We often speak, both in the private and public sectors, of the move to developed nation status. That must mean T&T entering the information age. That would mean a corresponding reduction in the influence of blind loyalty, superstition and ole talk.

The journey would be one of improving the quality of our conversations with rational decision making as an outcome. How compatible is our collective behaviour with our development aspirations? Yes, we do have people here who will grandstand and gallery during any attempt to have public meetings on a range of issues. But that has to be weighed against a significant quality of human beings who are never consulted.

I can remember the live radio broadcast on 91.9FM about a fortnight ago which was covering a community meeting at Bagatelle on development issues. The Housing Development Corporation (HDC) spokesperson was most emphatic that when designs had been finalised he would be returning to consult with the community. This is a common position and so much so that no protest was raised on the point.

One cannot help wondering if another country, with less resources, would be as careless as we are. It might seem a bizarre reversal of Dr Eric William’s 1976 statement but, in our case, it is probably true that money is the problem.

Next week we discuss the physical and financial planning which is needed.

Afra Raymond is a director of Raymond & Pierre Ltd. Feedback can be sent to afra@raymondandpierre.com.

Afra Raymond - Property Matters
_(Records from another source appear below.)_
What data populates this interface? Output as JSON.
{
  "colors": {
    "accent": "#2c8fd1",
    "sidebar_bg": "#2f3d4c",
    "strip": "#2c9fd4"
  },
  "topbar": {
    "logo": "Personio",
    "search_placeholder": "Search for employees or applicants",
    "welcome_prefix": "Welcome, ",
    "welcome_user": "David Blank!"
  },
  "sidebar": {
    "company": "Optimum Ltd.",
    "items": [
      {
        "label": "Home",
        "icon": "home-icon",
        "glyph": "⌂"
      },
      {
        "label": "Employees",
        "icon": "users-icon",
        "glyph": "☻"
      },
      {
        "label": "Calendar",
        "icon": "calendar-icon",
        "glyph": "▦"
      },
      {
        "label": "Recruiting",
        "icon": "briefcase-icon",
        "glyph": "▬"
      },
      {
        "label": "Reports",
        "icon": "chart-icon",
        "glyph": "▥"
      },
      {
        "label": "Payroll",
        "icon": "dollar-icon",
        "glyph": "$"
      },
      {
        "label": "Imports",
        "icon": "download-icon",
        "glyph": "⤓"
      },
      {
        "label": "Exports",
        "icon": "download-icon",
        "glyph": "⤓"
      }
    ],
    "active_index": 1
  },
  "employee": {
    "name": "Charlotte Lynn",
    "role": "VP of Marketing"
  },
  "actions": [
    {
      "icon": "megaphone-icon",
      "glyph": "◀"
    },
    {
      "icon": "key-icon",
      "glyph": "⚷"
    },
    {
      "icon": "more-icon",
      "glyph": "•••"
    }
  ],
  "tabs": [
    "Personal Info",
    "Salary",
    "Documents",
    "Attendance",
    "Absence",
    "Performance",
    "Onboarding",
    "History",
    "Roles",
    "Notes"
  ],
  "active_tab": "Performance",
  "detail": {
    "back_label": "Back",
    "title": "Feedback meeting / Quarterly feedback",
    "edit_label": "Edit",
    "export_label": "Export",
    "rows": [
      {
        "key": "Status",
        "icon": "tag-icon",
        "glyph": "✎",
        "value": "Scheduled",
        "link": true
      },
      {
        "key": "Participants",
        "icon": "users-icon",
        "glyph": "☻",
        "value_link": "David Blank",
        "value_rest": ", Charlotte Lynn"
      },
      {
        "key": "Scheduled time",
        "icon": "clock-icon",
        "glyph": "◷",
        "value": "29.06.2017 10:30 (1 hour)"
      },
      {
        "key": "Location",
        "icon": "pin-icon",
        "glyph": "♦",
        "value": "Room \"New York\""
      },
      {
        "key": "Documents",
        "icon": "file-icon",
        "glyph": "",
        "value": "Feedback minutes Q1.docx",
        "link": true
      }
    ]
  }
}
Key elements of our capital’s issues are not actually discussed with clarity and targets. Homelessness, poor infrastructure, poverty, transportation are just some of the main issues on which there is no discussion. Plenty talk, but no discussion. Discussion involves listening to the other person and taking those views into account. Listening seems to be of little utility in our race to development.